Data extracted from a collection
*****

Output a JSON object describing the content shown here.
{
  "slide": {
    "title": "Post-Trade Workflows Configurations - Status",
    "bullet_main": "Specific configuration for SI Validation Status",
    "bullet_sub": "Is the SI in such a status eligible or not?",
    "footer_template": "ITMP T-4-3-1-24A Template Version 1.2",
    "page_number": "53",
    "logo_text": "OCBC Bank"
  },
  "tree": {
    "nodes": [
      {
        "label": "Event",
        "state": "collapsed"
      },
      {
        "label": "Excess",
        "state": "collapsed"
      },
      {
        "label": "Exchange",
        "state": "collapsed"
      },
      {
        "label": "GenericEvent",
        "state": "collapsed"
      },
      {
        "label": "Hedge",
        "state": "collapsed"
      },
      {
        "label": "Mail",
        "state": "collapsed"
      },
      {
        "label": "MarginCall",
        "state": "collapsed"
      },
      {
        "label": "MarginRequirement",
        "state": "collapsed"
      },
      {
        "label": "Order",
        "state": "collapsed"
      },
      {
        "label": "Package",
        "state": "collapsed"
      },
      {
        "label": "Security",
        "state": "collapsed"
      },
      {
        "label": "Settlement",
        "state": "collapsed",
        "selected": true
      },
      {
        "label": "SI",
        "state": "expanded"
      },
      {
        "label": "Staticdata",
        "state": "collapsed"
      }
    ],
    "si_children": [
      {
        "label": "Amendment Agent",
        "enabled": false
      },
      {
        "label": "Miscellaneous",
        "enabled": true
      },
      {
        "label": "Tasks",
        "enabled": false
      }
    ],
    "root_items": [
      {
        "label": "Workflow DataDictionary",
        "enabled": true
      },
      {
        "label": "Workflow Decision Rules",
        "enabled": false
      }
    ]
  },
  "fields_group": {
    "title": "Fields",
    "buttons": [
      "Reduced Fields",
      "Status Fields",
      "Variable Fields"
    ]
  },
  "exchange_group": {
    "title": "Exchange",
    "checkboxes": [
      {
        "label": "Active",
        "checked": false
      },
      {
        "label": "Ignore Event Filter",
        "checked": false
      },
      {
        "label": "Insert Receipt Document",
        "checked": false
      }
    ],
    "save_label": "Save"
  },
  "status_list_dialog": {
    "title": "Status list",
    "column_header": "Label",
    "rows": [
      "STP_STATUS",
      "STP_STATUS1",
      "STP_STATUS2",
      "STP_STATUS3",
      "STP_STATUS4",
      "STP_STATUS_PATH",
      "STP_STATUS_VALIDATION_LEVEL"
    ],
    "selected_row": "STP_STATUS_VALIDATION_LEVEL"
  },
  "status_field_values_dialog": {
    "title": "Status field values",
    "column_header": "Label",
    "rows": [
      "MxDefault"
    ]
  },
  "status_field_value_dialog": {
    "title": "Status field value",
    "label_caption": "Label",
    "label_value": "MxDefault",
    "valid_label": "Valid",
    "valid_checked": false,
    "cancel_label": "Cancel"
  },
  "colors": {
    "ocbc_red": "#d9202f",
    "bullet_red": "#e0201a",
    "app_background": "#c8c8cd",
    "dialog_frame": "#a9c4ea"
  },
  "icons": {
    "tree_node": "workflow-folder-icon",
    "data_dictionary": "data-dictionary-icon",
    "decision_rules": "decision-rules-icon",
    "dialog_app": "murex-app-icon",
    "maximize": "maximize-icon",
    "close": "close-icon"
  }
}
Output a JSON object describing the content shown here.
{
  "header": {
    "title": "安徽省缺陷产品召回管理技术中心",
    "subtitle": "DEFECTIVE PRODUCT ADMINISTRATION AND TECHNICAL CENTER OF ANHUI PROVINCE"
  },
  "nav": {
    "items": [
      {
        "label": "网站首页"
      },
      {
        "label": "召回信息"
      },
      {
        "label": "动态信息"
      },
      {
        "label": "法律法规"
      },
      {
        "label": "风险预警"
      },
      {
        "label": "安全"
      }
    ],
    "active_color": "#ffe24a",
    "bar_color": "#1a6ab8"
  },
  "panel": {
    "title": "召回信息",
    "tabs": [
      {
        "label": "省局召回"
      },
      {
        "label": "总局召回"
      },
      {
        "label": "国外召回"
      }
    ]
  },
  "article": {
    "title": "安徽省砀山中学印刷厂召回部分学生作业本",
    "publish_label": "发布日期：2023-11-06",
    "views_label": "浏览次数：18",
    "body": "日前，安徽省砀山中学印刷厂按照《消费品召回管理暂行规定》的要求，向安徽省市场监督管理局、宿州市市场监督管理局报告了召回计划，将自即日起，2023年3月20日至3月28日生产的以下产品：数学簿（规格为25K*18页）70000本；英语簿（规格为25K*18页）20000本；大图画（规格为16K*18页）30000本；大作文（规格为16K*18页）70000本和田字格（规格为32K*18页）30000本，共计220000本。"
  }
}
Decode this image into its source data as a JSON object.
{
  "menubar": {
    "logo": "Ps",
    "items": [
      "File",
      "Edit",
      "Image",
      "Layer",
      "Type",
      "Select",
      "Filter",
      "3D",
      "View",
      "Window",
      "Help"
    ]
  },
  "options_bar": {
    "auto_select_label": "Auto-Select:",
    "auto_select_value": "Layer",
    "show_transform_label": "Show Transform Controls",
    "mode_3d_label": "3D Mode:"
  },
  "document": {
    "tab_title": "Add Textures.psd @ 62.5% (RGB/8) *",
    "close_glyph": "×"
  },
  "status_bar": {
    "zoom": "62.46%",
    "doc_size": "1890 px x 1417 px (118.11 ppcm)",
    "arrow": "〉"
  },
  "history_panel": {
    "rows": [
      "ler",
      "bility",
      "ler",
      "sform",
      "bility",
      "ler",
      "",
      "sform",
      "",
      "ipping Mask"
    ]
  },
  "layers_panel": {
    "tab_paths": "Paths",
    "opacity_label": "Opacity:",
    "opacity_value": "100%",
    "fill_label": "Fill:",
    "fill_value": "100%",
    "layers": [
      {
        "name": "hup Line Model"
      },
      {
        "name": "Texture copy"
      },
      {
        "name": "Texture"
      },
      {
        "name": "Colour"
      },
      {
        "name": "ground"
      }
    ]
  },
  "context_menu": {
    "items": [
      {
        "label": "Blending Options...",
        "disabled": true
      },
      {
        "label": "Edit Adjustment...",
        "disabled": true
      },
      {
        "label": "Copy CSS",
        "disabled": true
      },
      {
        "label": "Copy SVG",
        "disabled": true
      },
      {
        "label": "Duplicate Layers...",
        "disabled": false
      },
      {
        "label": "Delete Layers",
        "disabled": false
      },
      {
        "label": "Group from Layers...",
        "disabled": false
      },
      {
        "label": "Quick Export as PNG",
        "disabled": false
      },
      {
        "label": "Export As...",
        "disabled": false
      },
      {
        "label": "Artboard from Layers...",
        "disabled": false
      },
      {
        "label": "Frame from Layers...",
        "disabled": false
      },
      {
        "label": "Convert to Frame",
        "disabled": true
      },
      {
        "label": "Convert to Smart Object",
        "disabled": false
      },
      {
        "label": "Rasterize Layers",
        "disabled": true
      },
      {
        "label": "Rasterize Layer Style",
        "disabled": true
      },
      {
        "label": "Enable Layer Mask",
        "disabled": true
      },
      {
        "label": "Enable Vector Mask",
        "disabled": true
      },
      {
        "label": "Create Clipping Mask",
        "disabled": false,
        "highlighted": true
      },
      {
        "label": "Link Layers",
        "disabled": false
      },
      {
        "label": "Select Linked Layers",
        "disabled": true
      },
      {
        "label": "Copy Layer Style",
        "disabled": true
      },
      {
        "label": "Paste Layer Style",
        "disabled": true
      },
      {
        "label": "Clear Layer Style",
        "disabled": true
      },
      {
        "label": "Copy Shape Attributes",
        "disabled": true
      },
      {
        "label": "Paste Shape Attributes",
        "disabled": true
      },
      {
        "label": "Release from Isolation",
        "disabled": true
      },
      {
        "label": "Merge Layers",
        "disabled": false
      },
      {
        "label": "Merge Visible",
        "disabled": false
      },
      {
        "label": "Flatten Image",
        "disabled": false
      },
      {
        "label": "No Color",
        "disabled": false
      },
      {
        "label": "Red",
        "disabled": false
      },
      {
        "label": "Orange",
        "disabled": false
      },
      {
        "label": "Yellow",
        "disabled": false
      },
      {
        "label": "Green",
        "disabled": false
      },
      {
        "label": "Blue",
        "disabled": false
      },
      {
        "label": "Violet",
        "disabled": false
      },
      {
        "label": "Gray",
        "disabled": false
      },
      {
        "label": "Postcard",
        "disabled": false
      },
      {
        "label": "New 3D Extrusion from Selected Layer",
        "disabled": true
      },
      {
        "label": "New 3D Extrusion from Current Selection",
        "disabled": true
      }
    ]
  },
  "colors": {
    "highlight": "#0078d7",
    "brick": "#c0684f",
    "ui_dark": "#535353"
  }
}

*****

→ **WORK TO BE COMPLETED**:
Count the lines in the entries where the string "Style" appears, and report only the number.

→ **RESULT OF THE EXERCISE**:
4